* [What you have to do]:
Retype each entry exactly. Skip any pictures.

== Segment start ==

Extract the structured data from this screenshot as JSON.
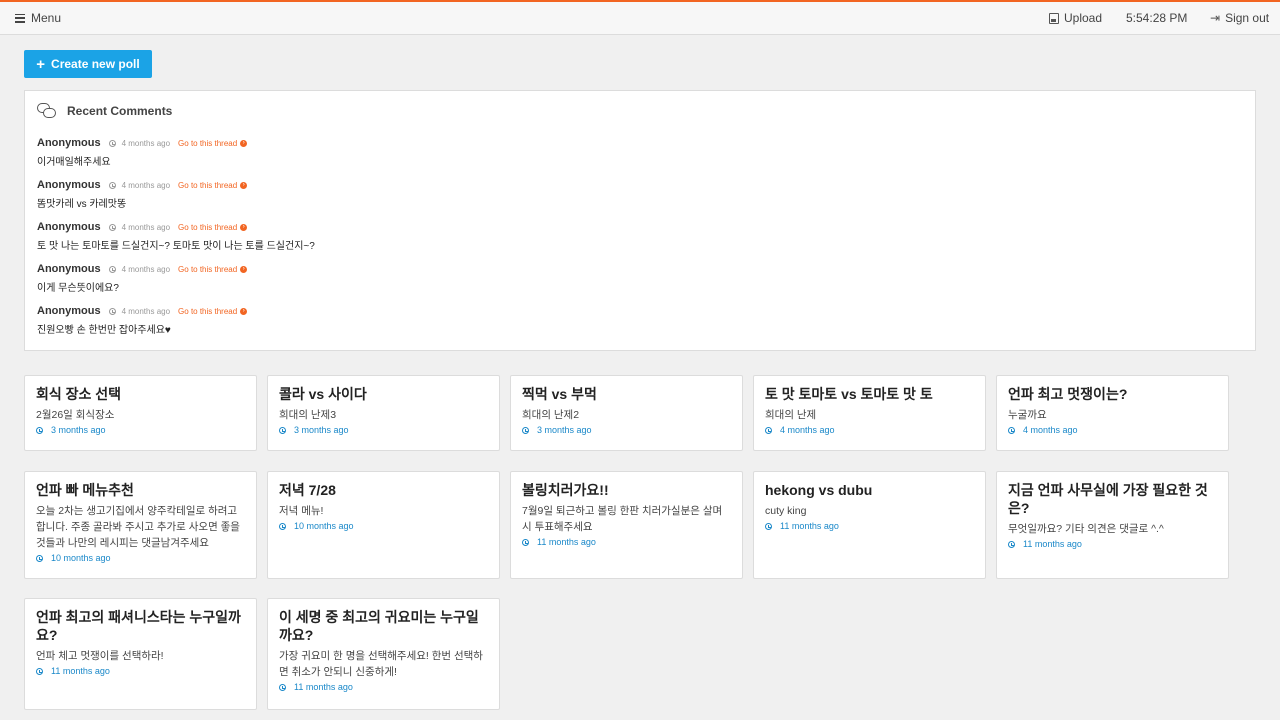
{
  "topbar": {
    "menu_label": "Menu",
    "upload_label": "Upload",
    "time": "5:54:28 PM",
    "signout_label": "Sign out",
    "accent_color": "#f26522"
  },
  "create_button": {
    "label": "Create new poll",
    "color": "#1ba3e6"
  },
  "recent_comments": {
    "title": "Recent Comments",
    "goto_label": "Go to this thread",
    "items": [
      {
        "author": "Anonymous",
        "time": "4 months ago",
        "text": "이거매일해주세요"
      },
      {
        "author": "Anonymous",
        "time": "4 months ago",
        "text": "똠맛카레 vs 카레맛똥"
      },
      {
        "author": "Anonymous",
        "time": "4 months ago",
        "text": "토 맛 나는 토마토를 드실건지~? 토마토 맛이 나는 토를 드실건지~?"
      },
      {
        "author": "Anonymous",
        "time": "4 months ago",
        "text": "이게 무슨뜻이에요?"
      },
      {
        "author": "Anonymous",
        "time": "4 months ago",
        "text": "진원오빵 손 한번만 잡아주세요♥"
      }
    ]
  },
  "polls": [
    {
      "title": "회식 장소 선택",
      "desc": "2월26일 회식장소",
      "time": "3 months ago"
    },
    {
      "title": "콜라 vs 사이다",
      "desc": "희대의 난제3",
      "time": "3 months ago"
    },
    {
      "title": "찍먹 vs 부먹",
      "desc": "희대의 난제2",
      "time": "3 months ago"
    },
    {
      "title": "토 맛 토마토 vs 토마토 맛 토",
      "desc": "희대의 난제",
      "time": "4 months ago"
    },
    {
      "title": "언파 최고 멋쟁이는?",
      "desc": "누굴까요",
      "time": "4 months ago"
    },
    {
      "title": "언파 빠 메뉴추천",
      "desc": "오늘 2차는 생고기집에서 양주칵테일로 하려고 합니다. 주종 골라봐 주시고 추가로 사오면 좋을 것들과 나만의 레시피는 댓글남겨주세요",
      "time": "10 months ago"
    },
    {
      "title": "저녁 7/28",
      "desc": "저녁 메뉴!",
      "time": "10 months ago"
    },
    {
      "title": "볼링치러가요!!",
      "desc": "7월9일 퇴근하고 볼링 한판 치러가실분은 살며시 투표해주세요",
      "time": "11 months ago"
    },
    {
      "title": "hekong vs dubu",
      "desc": "cuty king",
      "time": "11 months ago"
    },
    {
      "title": "지금 언파 사무실에 가장 필요한 것은?",
      "desc": "무엇일까요? 기타 의견은 댓글로 ^.^",
      "time": "11 months ago"
    },
    {
      "title": "언파 최고의 패셔니스타는 누구일까요?",
      "desc": "언파 체고 멋쟁이를 선택하라!",
      "time": "11 months ago"
    },
    {
      "title": "이 세명 중 최고의 귀요미는 누구일까요?",
      "desc": "가장 귀요미 한 명을 선택해주세요! 한번 선택하면 취소가 안되니 신중하게!",
      "time": "11 months ago"
    }
  ]
}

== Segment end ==

* [The answer]:
Extract the structured data from this screenshot as JSON.
{
  "topbar": {
    "menu_label": "Menu",
    "upload_label": "Upload",
    "time": "5:54:28 PM",
    "signout_label": "Sign out",
    "accent_color": "#f26522"
  },
  "create_button": {
    "label": "Create new poll",
    "color": "#1ba3e6"
  },
  "recent_comments": {
    "title": "Recent Comments",
    "goto_label": "Go to this thread",
    "items": [
      {
        "author": "Anonymous",
        "time": "4 months ago",
        "text": "이거매일해주세요"
      },
      {
        "author": "Anonymous",
        "time": "4 months ago",
        "text": "똠맛카레 vs 카레맛똥"
      },
      {
        "author": "Anonymous",
        "time": "4 months ago",
        "text": "토 맛 나는 토마토를 드실건지~? 토마토 맛이 나는 토를 드실건지~?"
      },
      {
        "author": "Anonymous",
        "time": "4 months ago",
        "text": "이게 무슨뜻이에요?"
      },
      {
        "author": "Anonymous",
        "time": "4 months ago",
        "text": "진원오빵 손 한번만 잡아주세요♥"
      }
    ]
  },
  "polls": [
    {
      "title": "회식 장소 선택",
      "desc": "2월26일 회식장소",
      "time": "3 months ago"
    },
    {
      "title": "콜라 vs 사이다",
      "desc": "희대의 난제3",
      "time": "3 months ago"
    },
    {
      "title": "찍먹 vs 부먹",
      "desc": "희대의 난제2",
      "time": "3 months ago"
    },
    {
      "title": "토 맛 토마토 vs 토마토 맛 토",
      "desc": "희대의 난제",
      "time": "4 months ago"
    },
    {
      "title": "언파 최고 멋쟁이는?",
      "desc": "누굴까요",
      "time": "4 months ago"
    },
    {
      "title": "언파 빠 메뉴추천",
      "desc": "오늘 2차는 생고기집에서 양주칵테일로 하려고 합니다. 주종 골라봐 주시고 추가로 사오면 좋을 것들과 나만의 레시피는 댓글남겨주세요",
      "time": "10 months ago"
    },
    {
      "title": "저녁 7/28",
      "desc": "저녁 메뉴!",
      "time": "10 months ago"
    },
    {
      "title": "볼링치러가요!!",
      "desc": "7월9일 퇴근하고 볼링 한판 치러가실분은 살며시 투표해주세요",
      "time": "11 months ago"
    },
    {
      "title": "hekong vs dubu",
      "desc": "cuty king",
      "time": "11 months ago"
    },
    {
      "title": "지금 언파 사무실에 가장 필요한 것은?",
      "desc": "무엇일까요? 기타 의견은 댓글로 ^.^",
      "time": "11 months ago"
    },
    {
      "title": "언파 최고의 패셔니스타는 누구일까요?",
      "desc": "언파 체고 멋쟁이를 선택하라!",
      "time": "11 months ago"
    },
    {
      "title": "이 세명 중 최고의 귀요미는 누구일까요?",
      "desc": "가장 귀요미 한 명을 선택해주세요! 한번 선택하면 취소가 안되니 신중하게!",
      "time": "11 months ago"
    }
  ]
}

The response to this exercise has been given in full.